Course Description

Computer Graphics I is a study of the hardware and software principles of interactive raster graphics. Topics include an introduction to the basic concepts, 2-D and 3-D modeling and transformations, viewing transformations, projections, rendering techniques, graphical software packages and graphics systems. Students will use a standard computer graphics API to reinforce concepts and study fundamental computer graphics algorithms.

Course Goal

The goal of Computer Graphics I is to provide a broad exposure to the computer graphics field in order to be prepared for follow-on study.

Outcomes and Assessment

Syllabus -- 20041

Course Notes (password protected)

Assignments -- 20041

Study Guides


OpenGL Books

If you want to get another book that may be helpful for OpenGL programming in general, you might want to look at these:

Models and Textures

Here's a starting point. I found this set of links with very little searching and going through only the first two pages of the results:

Computer Science Department Policy on Academic Dishonesty

Academic Dishonesty Students are expected to maintain the highest standards of ethical behavior.

Those who behave in a dishonest or unethical manner in computer science courses, or in their dealings with the Computer Science Department, are subject to disciplinary action. In particular, dishonest or unethical behavior in the execution of assigned work in a computer science course will be treated as follows:

  1. For a first offense the student involved will receive a grade of zero on the assignment.
    [A stronger penalty may be exacted if, in the judgement of the instructor, the offense involves a flagrant violation of basic ethical standards.]
  2. For a second offense, in the same or a different course, the student will receive a failing grade for that course.
  3. A third offense will be referred to judicial affairs.

Furthermore, the following action will be taken for each person involved in the incident, whether currently enrolled in the course or not:

If the student is a computer science major, a letter recording the incident will be placed in the student's departmental file; otherwise, the letter will be forwarded to the student's department chair or program coordinator.

Back to Nan Schaller - Courses Page
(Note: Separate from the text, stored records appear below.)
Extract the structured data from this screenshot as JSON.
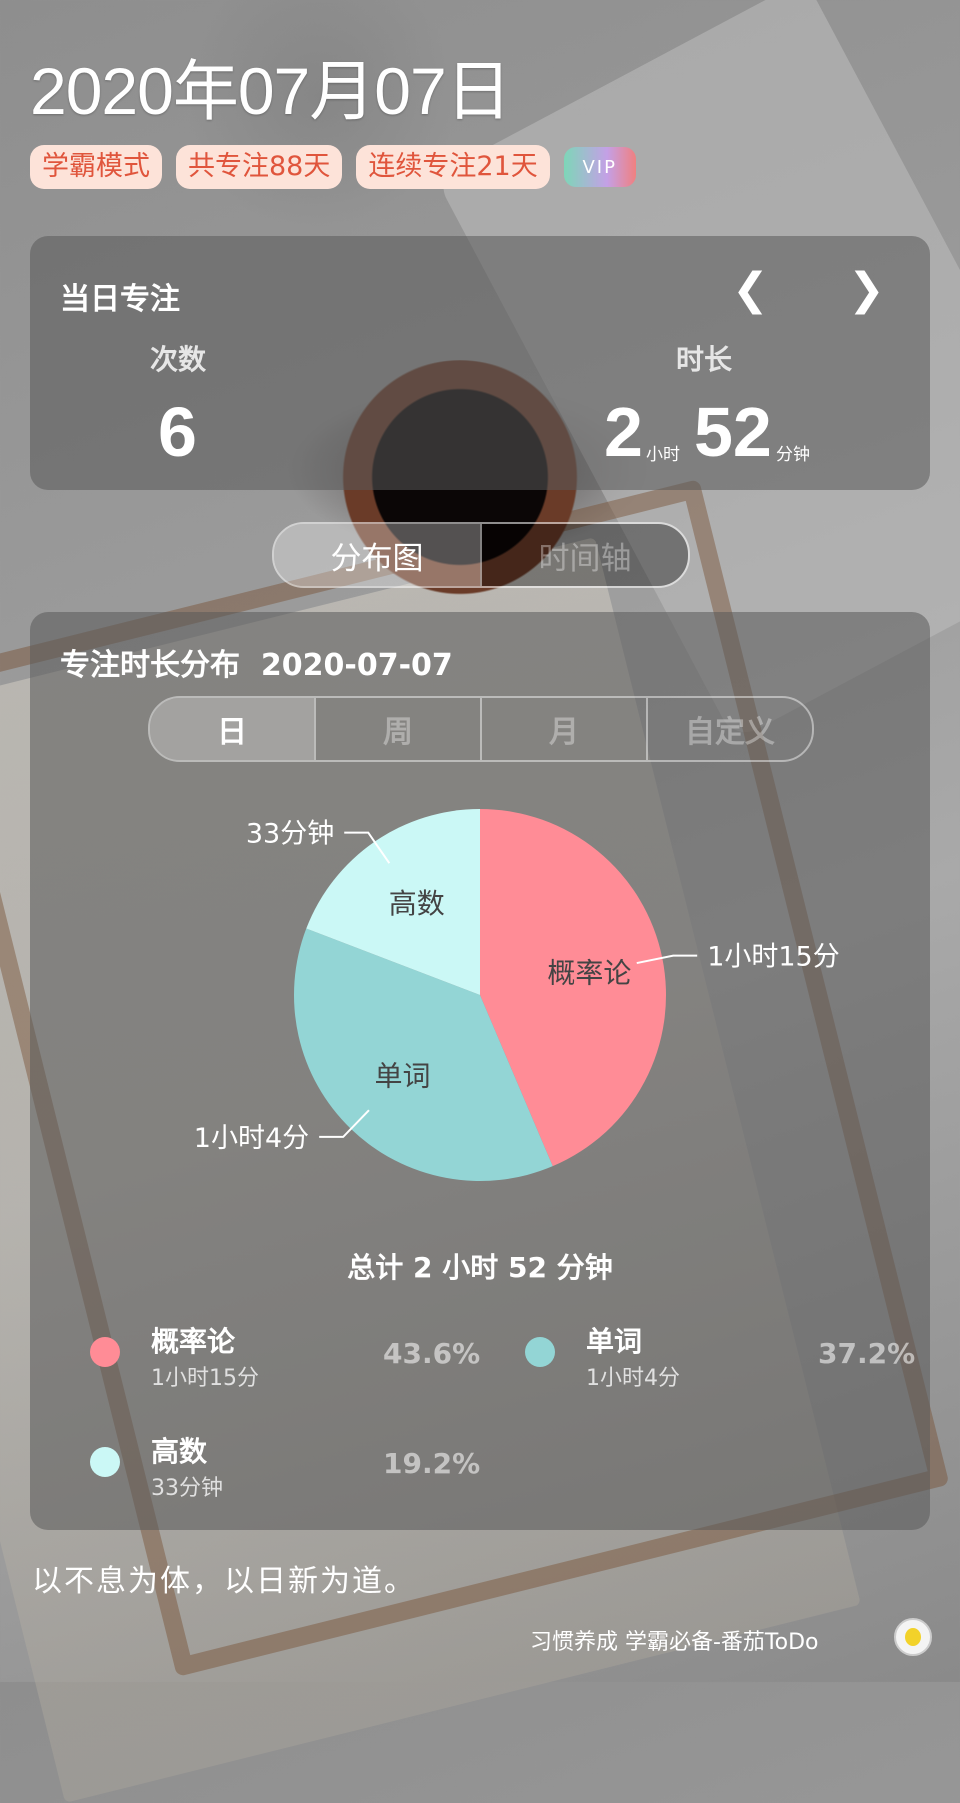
{
  "date": "2020年07月07日",
  "tags": [
    "学霸模式",
    "共专注88天",
    "连续专注21天"
  ],
  "vip": "VIP",
  "focus_card": {
    "title": "当日专注",
    "count_label": "次数",
    "count_value": "6",
    "duration_label": "时长",
    "hours_value": "2",
    "hours_unit": "小时",
    "minutes_value": "52",
    "minutes_unit": "分钟"
  },
  "view_tabs": [
    "分布图",
    "时间轴"
  ],
  "distribution": {
    "title": "专注时长分布",
    "date": "2020-07-07",
    "range_tabs": [
      "日",
      "周",
      "月",
      "自定义"
    ],
    "total": "总计 2 小时 52 分钟"
  },
  "chart_data": {
    "type": "pie",
    "slices": [
      {
        "label": "概率论",
        "value": 75,
        "value_text": "1小时15分",
        "percent": "43.6%",
        "color": "#ff8c96"
      },
      {
        "label": "单词",
        "value": 64,
        "value_text": "1小时4分",
        "percent": "37.2%",
        "color": "#93d5d5"
      },
      {
        "label": "高数",
        "value": 33,
        "value_text": "33分钟",
        "percent": "19.2%",
        "color": "#cbf8f6"
      }
    ]
  },
  "quote": "以不息为体，以日新为道。",
  "footer": "习惯养成 学霸必备-番茄ToDo"
}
Nan C. Schaller
Rochester Institute of Technology
Computer Science Department
102 Lomb Memorial Dr.
Rochester, NY 14623-5608
telephone: +1.585.475.2139
fax: +1.585.475.7100
29 September 2004